== Problem requirements ==
Determine how many lines in the entries below contain "search", and output only that number.

== Records to use

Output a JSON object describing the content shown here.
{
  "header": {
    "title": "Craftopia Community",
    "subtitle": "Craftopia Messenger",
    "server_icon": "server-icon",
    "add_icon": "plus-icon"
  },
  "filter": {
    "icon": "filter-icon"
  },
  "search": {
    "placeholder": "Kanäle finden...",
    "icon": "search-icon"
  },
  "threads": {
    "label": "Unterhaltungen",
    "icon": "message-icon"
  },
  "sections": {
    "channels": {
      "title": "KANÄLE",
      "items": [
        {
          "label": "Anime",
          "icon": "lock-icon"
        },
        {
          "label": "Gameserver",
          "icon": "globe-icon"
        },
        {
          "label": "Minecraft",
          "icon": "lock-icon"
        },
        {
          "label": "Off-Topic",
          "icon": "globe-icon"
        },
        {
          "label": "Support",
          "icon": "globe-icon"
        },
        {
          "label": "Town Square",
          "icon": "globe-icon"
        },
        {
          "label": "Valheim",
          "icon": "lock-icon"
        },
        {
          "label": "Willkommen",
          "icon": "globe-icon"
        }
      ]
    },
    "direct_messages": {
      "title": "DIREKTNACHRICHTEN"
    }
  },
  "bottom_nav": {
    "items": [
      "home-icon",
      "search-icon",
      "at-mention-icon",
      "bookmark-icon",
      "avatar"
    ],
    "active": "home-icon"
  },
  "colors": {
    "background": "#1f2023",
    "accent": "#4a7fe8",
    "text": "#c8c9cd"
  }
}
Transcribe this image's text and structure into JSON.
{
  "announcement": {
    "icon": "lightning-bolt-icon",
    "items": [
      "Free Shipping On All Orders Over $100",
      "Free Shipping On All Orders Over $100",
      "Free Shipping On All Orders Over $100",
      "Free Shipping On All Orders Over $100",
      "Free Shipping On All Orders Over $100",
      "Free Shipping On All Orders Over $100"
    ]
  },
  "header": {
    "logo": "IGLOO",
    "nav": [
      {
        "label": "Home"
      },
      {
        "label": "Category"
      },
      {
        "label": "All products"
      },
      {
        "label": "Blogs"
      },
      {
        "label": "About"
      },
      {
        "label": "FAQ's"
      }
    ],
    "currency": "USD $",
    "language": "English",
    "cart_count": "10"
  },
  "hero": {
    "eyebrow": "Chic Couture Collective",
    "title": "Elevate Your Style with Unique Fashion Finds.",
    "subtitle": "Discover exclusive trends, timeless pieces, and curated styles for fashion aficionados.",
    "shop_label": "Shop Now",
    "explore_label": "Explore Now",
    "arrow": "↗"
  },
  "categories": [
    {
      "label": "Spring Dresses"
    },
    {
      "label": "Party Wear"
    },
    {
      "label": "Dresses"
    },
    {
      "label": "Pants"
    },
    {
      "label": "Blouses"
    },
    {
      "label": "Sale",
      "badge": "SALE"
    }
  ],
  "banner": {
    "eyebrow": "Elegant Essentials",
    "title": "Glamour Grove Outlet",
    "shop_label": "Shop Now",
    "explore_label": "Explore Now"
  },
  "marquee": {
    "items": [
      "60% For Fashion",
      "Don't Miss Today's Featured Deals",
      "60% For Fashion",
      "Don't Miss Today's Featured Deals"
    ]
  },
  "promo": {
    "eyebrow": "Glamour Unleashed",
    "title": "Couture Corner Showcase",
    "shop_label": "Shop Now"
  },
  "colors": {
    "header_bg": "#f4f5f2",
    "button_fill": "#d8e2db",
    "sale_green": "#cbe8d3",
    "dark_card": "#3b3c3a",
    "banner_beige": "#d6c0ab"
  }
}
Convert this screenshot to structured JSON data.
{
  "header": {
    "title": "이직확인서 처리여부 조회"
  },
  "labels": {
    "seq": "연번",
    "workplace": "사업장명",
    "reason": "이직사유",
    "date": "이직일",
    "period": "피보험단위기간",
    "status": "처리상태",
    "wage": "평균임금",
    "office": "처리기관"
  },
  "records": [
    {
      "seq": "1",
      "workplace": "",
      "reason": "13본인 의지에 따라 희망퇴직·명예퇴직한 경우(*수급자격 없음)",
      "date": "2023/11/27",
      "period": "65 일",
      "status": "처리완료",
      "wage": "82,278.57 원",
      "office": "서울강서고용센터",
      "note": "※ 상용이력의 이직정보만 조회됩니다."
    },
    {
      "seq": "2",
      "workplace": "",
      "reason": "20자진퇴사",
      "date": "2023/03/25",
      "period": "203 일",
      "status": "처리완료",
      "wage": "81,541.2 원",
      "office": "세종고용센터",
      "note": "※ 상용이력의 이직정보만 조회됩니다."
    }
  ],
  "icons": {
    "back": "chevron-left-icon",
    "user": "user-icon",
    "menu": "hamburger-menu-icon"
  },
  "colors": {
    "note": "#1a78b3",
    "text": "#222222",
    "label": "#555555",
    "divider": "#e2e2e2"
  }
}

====

== Answer space ==
3